The increase in type 1 diabetes mellitus (T1DM) incidence in children is worrying and not yet fully explored. It is suggested that probably air pollution exposure could contribute to the development of T1DM. The aim of the study was to investigate the relationship between the concentration of gaseous pollutants including, nitrogen dioxide (NO2), nitric oxides (NOx), sulphur dioxide (SO2), carbon monoxide (CO), and particulate matter (PM) in the air, and the number of new cases of T1DM in children. The number of new cases of T1DM was obtained from the Clinic of Paediatrics, Diabetology, and Endocrinology, Medical University of Gdańsk. The number of children of 0-18 years old in Pomeranian Voivodeship was acquired from the Statistical Yearbook. The concentrations of PM10 absorbance, NO2, NOx, SO2, and CO were measured at 41 measuring posts, between 1 January 2015 and 31 December 2016. It was detected that the average annual concentration of PM10 was higher than the value acceptable to the WHO. Furthermore, the average 24-hour concentration of PM10 was 92 μg/m3 and was higher compared to the acceptable value of 50 μg/m3 (acc. to EU and WHO). Moreover, the number of new cases of T1DM showed a correlation with the annual average concentration of PM10 (β = 2.396, p < 0.001), SO2 (β = 2.294, p < 0.001), and CO (β = 2.452, p < 0.001). High exposure to gaseous pollutants and particulate matter in ambient air may be one of the factors contributing to the risk of developing T1DM in children. Therefore, it is important to take action to decrease air pollutant emissions in Poland. It is crucial to gradually but consistently eliminate the use of solid fuels, such as coal and wood in households, in favour of natural gas and electricity.
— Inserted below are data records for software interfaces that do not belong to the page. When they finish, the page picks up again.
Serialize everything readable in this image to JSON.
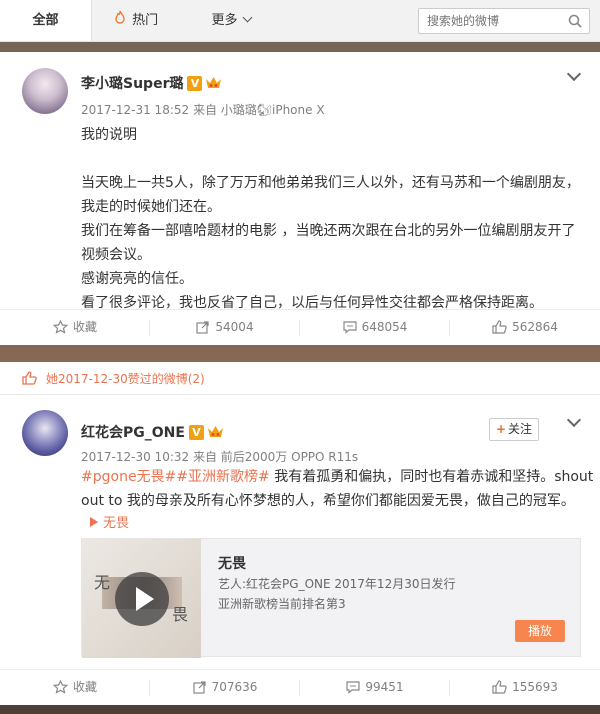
{
  "tabs": {
    "all": "全部",
    "hot": "热门",
    "more": "更多"
  },
  "search": {
    "placeholder": "搜索她的微博"
  },
  "post1": {
    "author": "李小璐Super璐",
    "meta": "2017-12-31 18:52 来自 小璐璐🐿iPhone X",
    "lines": [
      "我的说明",
      "",
      "当天晚上一共5人，除了万万和他弟弟我们三人以外，还有马苏和一个编剧朋友，",
      "我走的时候她们还在。",
      "我们在筹备一部嘻哈题材的电影 ，当晚还两次跟在台北的另外一位编剧朋友开了",
      "视频会议。",
      "感谢亮亮的信任。",
      "看了很多评论，我也反省了自己，以后与任何异性交往都会严格保持距离。"
    ],
    "actions": {
      "favorite": "收藏",
      "repost": "54004",
      "comment": "648054",
      "like": "562864"
    }
  },
  "liked_strip": "她2017-12-30赞过的微博(2)",
  "post2": {
    "author": "红花会PG_ONE",
    "meta": "2017-12-30 10:32 来自 前后2000万 OPPO R11s",
    "follow": "关注",
    "hashtags": "#pgone无畏##亚洲新歌榜#",
    "line1_rest": " 我有着孤勇和偏执，同时也有着赤诚和坚持。shout",
    "line2": "out to 我的母亲及所有心怀梦想的人，希望你们都能因爱无畏，做自己的冠军。",
    "link": "无畏",
    "media": {
      "cover_char1": "无",
      "cover_char2": "畏",
      "title": "无畏",
      "info1": "艺人:红花会PG_ONE 2017年12月30日发行",
      "info2": "亚洲新歌榜当前排名第3",
      "play": "播放"
    },
    "actions": {
      "favorite": "收藏",
      "repost": "707636",
      "comment": "99451",
      "like": "155693"
    }
  },
  "colors": {
    "accent": "#eb7350",
    "vip": "#f0a010",
    "play_button": "#f7864e"
  }
}
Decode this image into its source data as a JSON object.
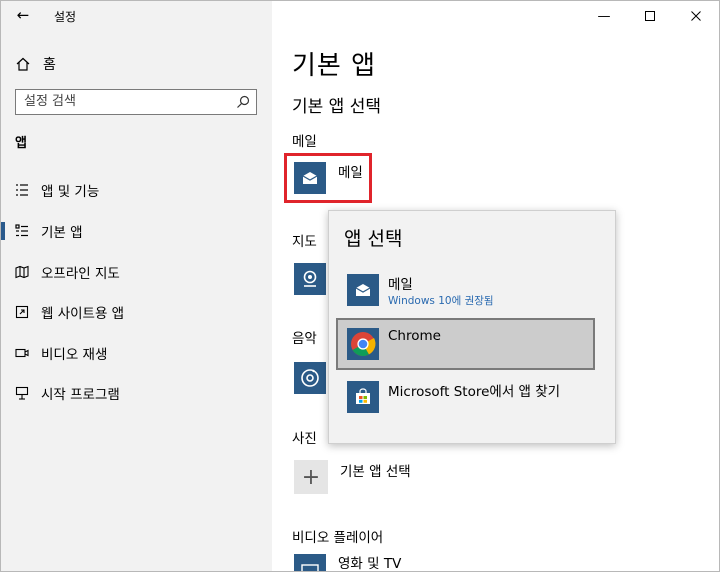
{
  "window": {
    "title": "설정"
  },
  "sidebar": {
    "home_label": "홈",
    "search_placeholder": "설정 검색",
    "section_label": "앱",
    "items": [
      {
        "label": "앱 및 기능",
        "icon": "list-icon",
        "active": false
      },
      {
        "label": "기본 앱",
        "icon": "default-apps-icon",
        "active": true
      },
      {
        "label": "오프라인 지도",
        "icon": "map-icon",
        "active": false
      },
      {
        "label": "웹 사이트용 앱",
        "icon": "web-app-icon",
        "active": false
      },
      {
        "label": "비디오 재생",
        "icon": "video-icon",
        "active": false
      },
      {
        "label": "시작 프로그램",
        "icon": "startup-icon",
        "active": false
      }
    ]
  },
  "main": {
    "title": "기본 앱",
    "subtitle": "기본 앱 선택",
    "categories": {
      "mail": {
        "label": "메일",
        "app": "메일"
      },
      "maps": {
        "label": "지도"
      },
      "music": {
        "label": "음악"
      },
      "photos": {
        "label": "사진"
      },
      "photos_app": "기본 앱 선택",
      "video": {
        "label": "비디오 플레이어",
        "app": "영화 및 TV"
      }
    }
  },
  "popup": {
    "title": "앱 선택",
    "items": [
      {
        "name": "메일",
        "subtitle": "Windows 10에 권장됨",
        "icon": "mail-icon"
      },
      {
        "name": "Chrome",
        "subtitle": "",
        "icon": "chrome-icon",
        "selected": true
      },
      {
        "name": "Microsoft Store에서 앱 찾기",
        "subtitle": "",
        "icon": "store-icon"
      }
    ]
  },
  "colors": {
    "accent": "#2b5a87",
    "highlight": "#e0242b",
    "link": "#2a6ab0"
  }
}
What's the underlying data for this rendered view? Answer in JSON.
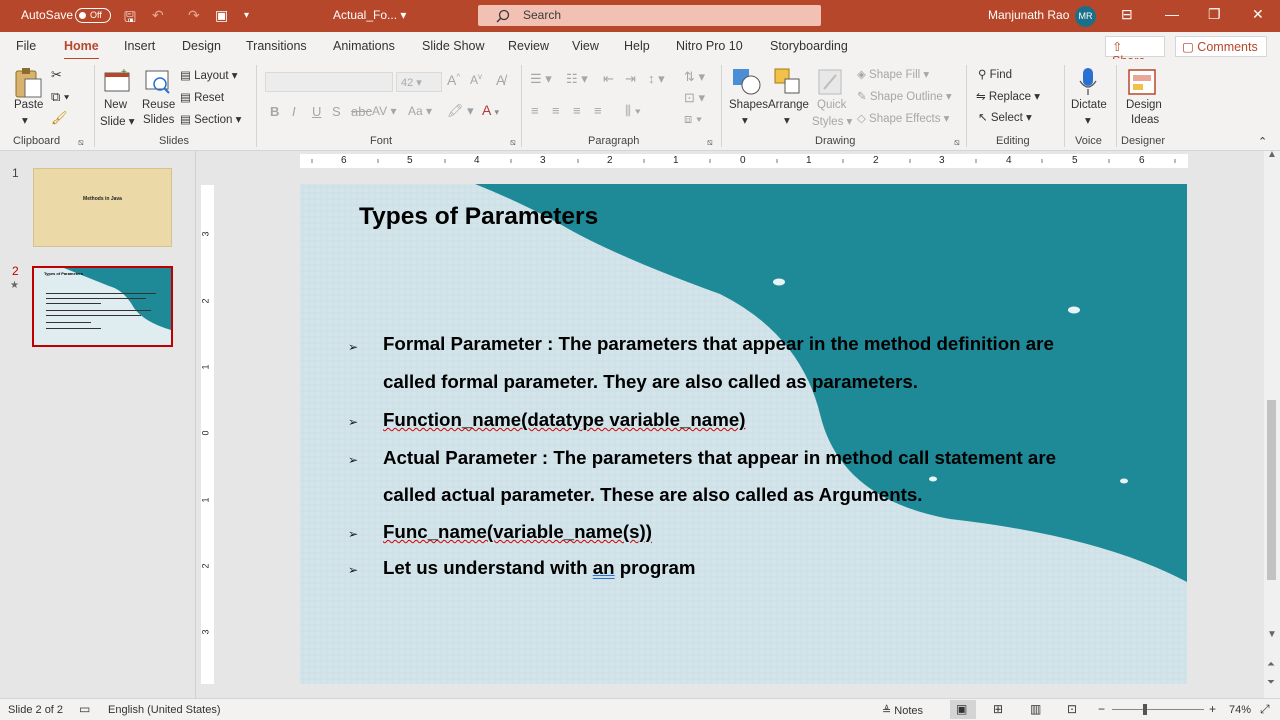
{
  "titlebar": {
    "autosave_label": "AutoSave",
    "autosave_state": "Off",
    "file_name": "Actual_Fo...",
    "search_placeholder": "Search",
    "user_name": "Manjunath Rao",
    "user_initials": "MR"
  },
  "menu": {
    "tabs": [
      "File",
      "Home",
      "Insert",
      "Design",
      "Transitions",
      "Animations",
      "Slide Show",
      "Review",
      "View",
      "Help",
      "Nitro Pro 10",
      "Storyboarding"
    ],
    "active_tab": "Home",
    "share_label": "Share",
    "comments_label": "Comments"
  },
  "ribbon": {
    "clipboard": {
      "paste": "Paste",
      "group": "Clipboard"
    },
    "slides": {
      "new_slide_1": "New",
      "new_slide_2": "Slide",
      "reuse_1": "Reuse",
      "reuse_2": "Slides",
      "layout": "Layout",
      "reset": "Reset",
      "section": "Section",
      "group": "Slides"
    },
    "font": {
      "size": "42",
      "group": "Font"
    },
    "paragraph": {
      "group": "Paragraph"
    },
    "drawing": {
      "shapes": "Shapes",
      "arrange": "Arrange",
      "quick_1": "Quick",
      "quick_2": "Styles",
      "shape_fill": "Shape Fill",
      "shape_outline": "Shape Outline",
      "shape_effects": "Shape Effects",
      "group": "Drawing"
    },
    "editing": {
      "find": "Find",
      "replace": "Replace",
      "select": "Select",
      "group": "Editing"
    },
    "voice": {
      "dictate": "Dictate",
      "group": "Voice"
    },
    "designer": {
      "ideas_1": "Design",
      "ideas_2": "Ideas",
      "group": "Designer"
    }
  },
  "thumbnails": [
    {
      "number": "1",
      "title": "Methods in Java"
    },
    {
      "number": "2",
      "title": "Types of Parameters"
    }
  ],
  "ruler": {
    "h_ticks": [
      "6",
      "5",
      "4",
      "3",
      "2",
      "1",
      "0",
      "1",
      "2",
      "3",
      "4",
      "5",
      "6"
    ],
    "v_ticks": [
      "3",
      "2",
      "1",
      "0",
      "1",
      "2",
      "3"
    ]
  },
  "slide": {
    "title": "Types of Parameters",
    "bullets": [
      {
        "line1": " Formal Parameter : The parameters that appear in the method definition are",
        "line2": "called formal parameter. They are also called as parameters."
      },
      {
        "line1": "Function_name(datatype variable_name)"
      },
      {
        "line1": "Actual Parameter : The parameters that appear in method call statement are",
        "line2": "called actual parameter. These are also called as Arguments."
      },
      {
        "line1": "Func_name(variable_name(s))"
      },
      {
        "pre": "Let us understand with ",
        "mid": "an",
        "post": " program"
      }
    ],
    "bullet_glyph": "➢",
    "theme_color": "#1e8a98"
  },
  "status": {
    "slide_counter": "Slide 2 of 2",
    "language": "English (United States)",
    "notes": "Notes",
    "zoom": "74%"
  }
}
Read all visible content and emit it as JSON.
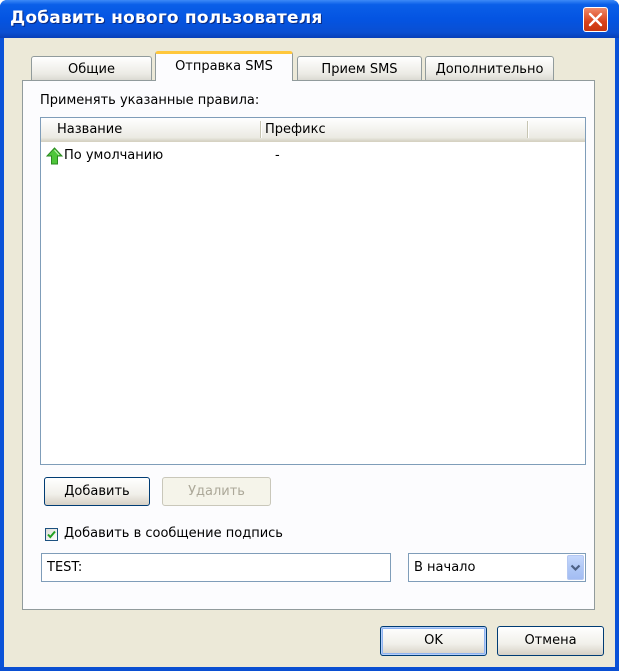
{
  "window": {
    "title": "Добавить нового пользователя"
  },
  "tabs": [
    {
      "label": "Общие",
      "active": false
    },
    {
      "label": "Отправка SMS",
      "active": true
    },
    {
      "label": "Прием SMS",
      "active": false
    },
    {
      "label": "Дополнительно",
      "active": false
    }
  ],
  "rules": {
    "caption": "Применять указанные правила:",
    "columns": [
      "Название",
      "Префикс"
    ],
    "rows": [
      {
        "name": "По умолчанию",
        "prefix": "-",
        "icon": "green-up-arrow-icon"
      }
    ]
  },
  "buttons": {
    "add": "Добавить",
    "delete": "Удалить",
    "ok": "OK",
    "cancel": "Отмена"
  },
  "signature": {
    "checkbox_label": "Добавить в сообщение подпись",
    "checked": true,
    "text": "TEST:",
    "position": "В начало"
  },
  "colors": {
    "titlebar": "#0454e2",
    "dialog": "#ece9d8",
    "close": "#d9421a",
    "tab_highlight": "#ffc73c"
  }
}
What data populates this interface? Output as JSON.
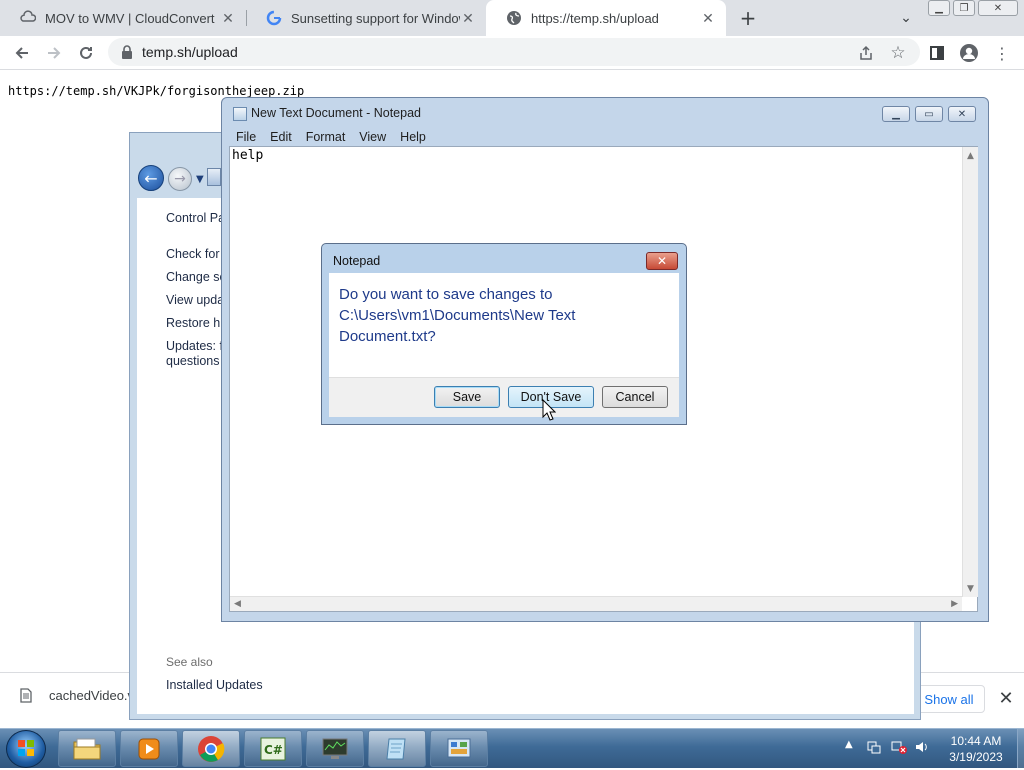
{
  "browser": {
    "tabs": [
      {
        "title": "MOV to WMV | CloudConvert",
        "icon": "cloudconvert-icon",
        "active": false
      },
      {
        "title": "Sunsetting support for Windows",
        "icon": "google-icon",
        "active": false
      },
      {
        "title": "https://temp.sh/upload",
        "icon": "globe-icon",
        "active": true
      }
    ],
    "new_tab_label": "+",
    "tab_search_label": "⌄",
    "address": "temp.sh/upload",
    "page_text": "https://temp.sh/VKJPk/forgisonthejeep.zip",
    "download": {
      "filename": "cachedVideo.v",
      "show_all_label": "Show all",
      "close_label": "✕"
    }
  },
  "control_panel": {
    "header_link": "Control Pa",
    "links": [
      "Check for",
      "Change se",
      "View upda",
      "Restore hid",
      "Updates: fr",
      "questions"
    ],
    "see_also_label": "See also",
    "see_also_links": [
      "Installed Updates"
    ]
  },
  "notepad": {
    "title": "New Text Document - Notepad",
    "menu": [
      "File",
      "Edit",
      "Format",
      "View",
      "Help"
    ],
    "content": "help"
  },
  "dialog": {
    "title": "Notepad",
    "message_line1": "Do you want to save changes to",
    "message_line2": "C:\\Users\\vm1\\Documents\\New Text",
    "message_line3": "Document.txt?",
    "buttons": {
      "save": "Save",
      "dont_save": "Don't Save",
      "cancel": "Cancel"
    },
    "close_label": "✕"
  },
  "taskbar": {
    "items": [
      "explorer",
      "media-player",
      "chrome",
      "csharp-editor",
      "task-manager",
      "notepad",
      "control-panel"
    ],
    "clock_time": "10:44 AM",
    "clock_date": "3/19/2023"
  },
  "colors": {
    "dialog_message": "#1e3a8a",
    "download_link": "#1a73e8"
  }
}
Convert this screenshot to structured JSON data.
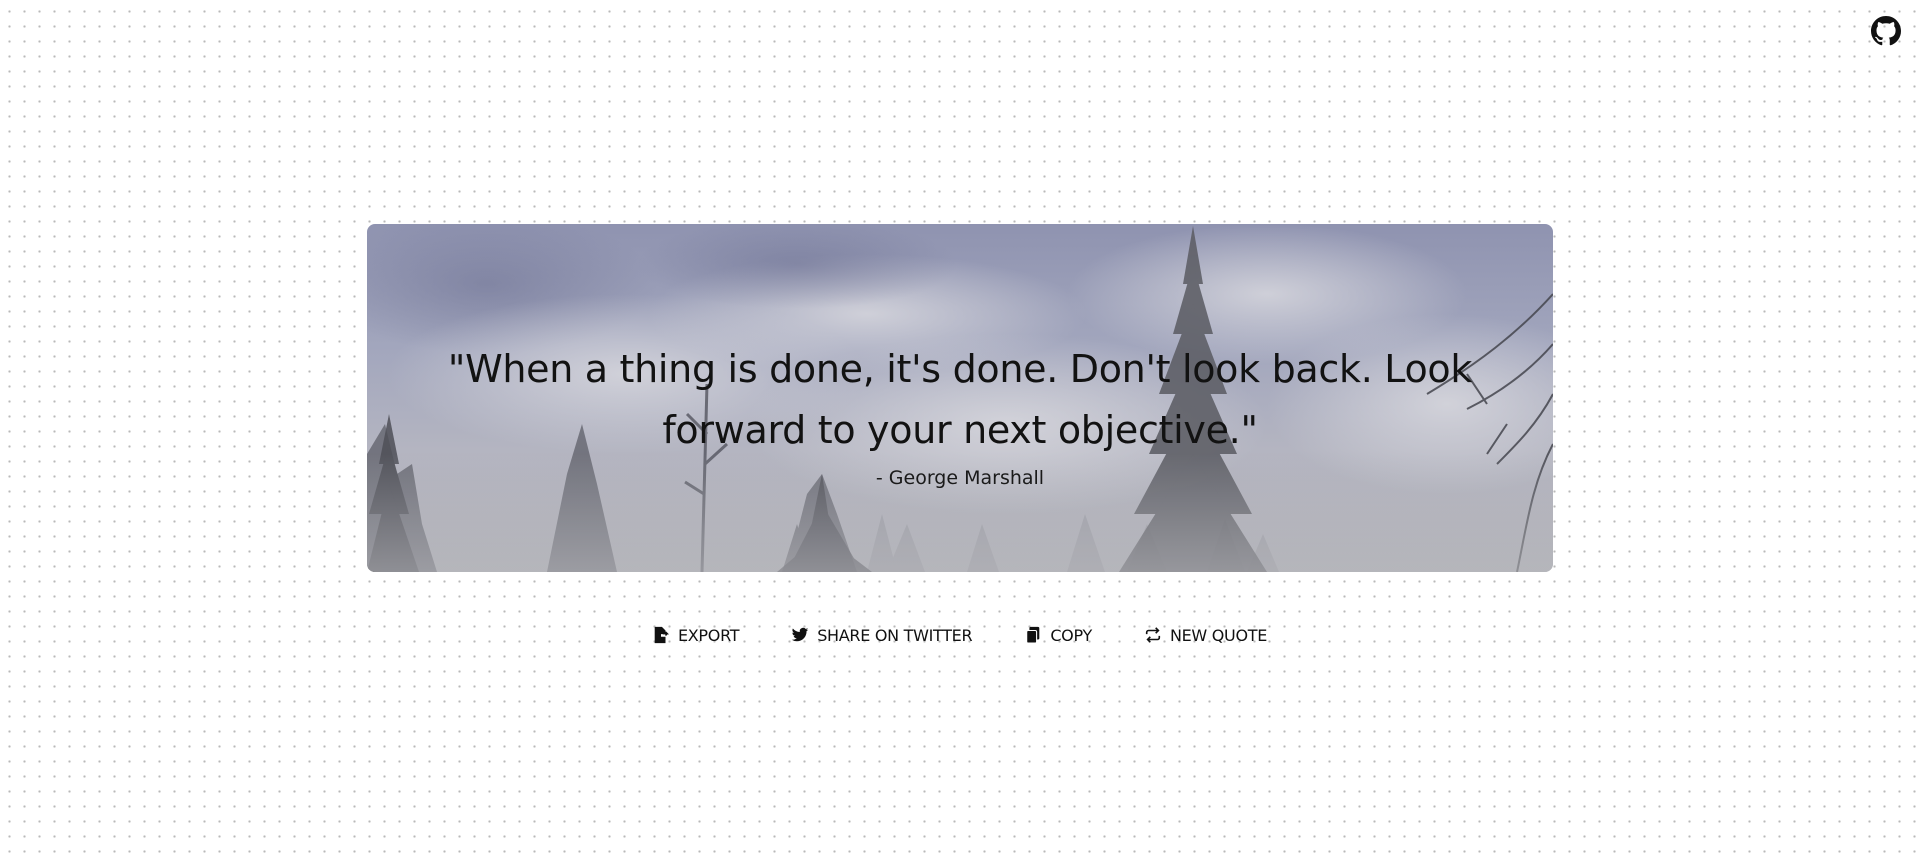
{
  "header": {
    "github_icon": "github-icon"
  },
  "quote_card": {
    "text": "\"When a thing is done, it's done. Don't look back. Look forward to your next objective.\"",
    "author": "- George Marshall",
    "background": "misty-forest-image"
  },
  "actions": {
    "export": {
      "label": "EXPORT",
      "icon": "file-export-icon"
    },
    "twitter": {
      "label": "SHARE ON TWITTER",
      "icon": "twitter-icon"
    },
    "copy": {
      "label": "COPY",
      "icon": "copy-icon"
    },
    "new_quote": {
      "label": "NEW QUOTE",
      "icon": "repeat-icon"
    }
  },
  "colors": {
    "text": "#121212",
    "dots": "#b9b9b9",
    "card_sky": "#9a9db8"
  }
}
The development of new technologies to improve air quality, such as "best available techniques" (BAT) or renewable energy sources (water, wind, and solar generation) is of critical importance as well.
Copyright © 2020 Małgorzata Michalska et al.